### ACTIVITY
Set down each of the records below exactly as it reads. No pictures go into the copy.

((

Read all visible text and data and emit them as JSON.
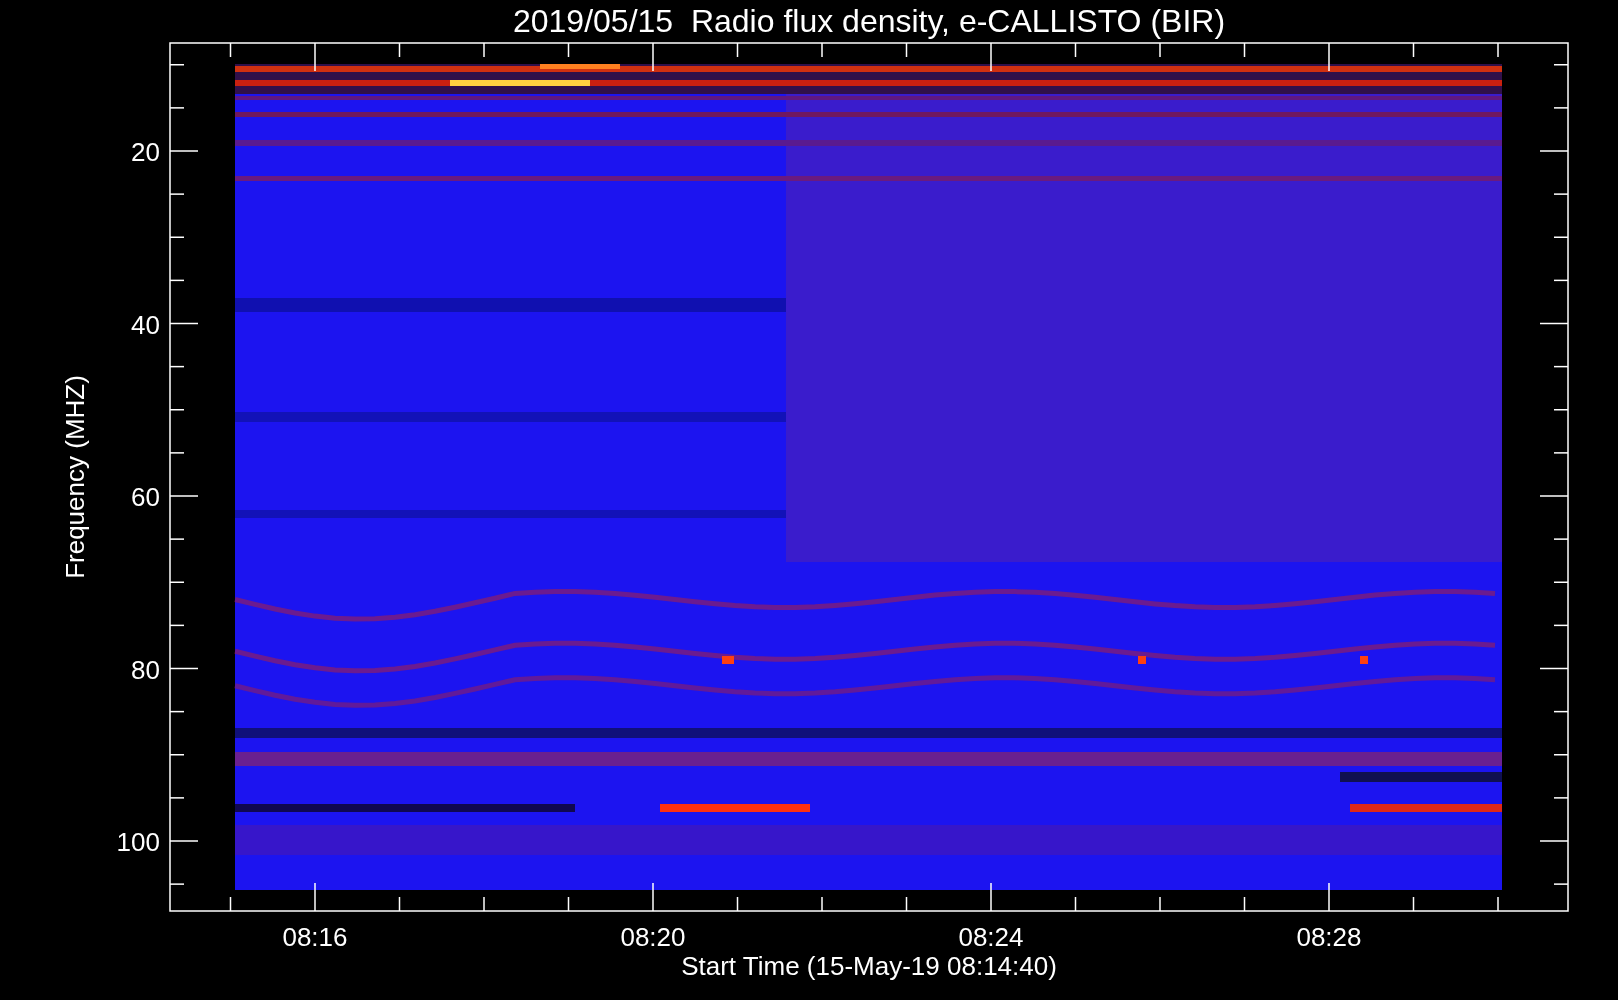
{
  "title": "2019/05/15  Radio flux density, e-CALLISTO (BIR)",
  "y_axis": {
    "label": "Frequency (MHZ)",
    "ticks": [
      "20",
      "40",
      "60",
      "80",
      "100"
    ]
  },
  "x_axis": {
    "label": "Start Time (15-May-19 08:14:40)",
    "ticks": [
      "08:16",
      "08:20",
      "08:24",
      "08:28"
    ]
  }
}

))

### ANSWER TO THE PROBLEM
Read all visible text and data and emit them as JSON.
{
  "title": "2019/05/15  Radio flux density, e-CALLISTO (BIR)",
  "y_axis": {
    "label": "Frequency (MHZ)",
    "ticks": [
      "20",
      "40",
      "60",
      "80",
      "100"
    ]
  },
  "x_axis": {
    "label": "Start Time (15-May-19 08:14:40)",
    "ticks": [
      "08:16",
      "08:20",
      "08:24",
      "08:28"
    ]
  }
}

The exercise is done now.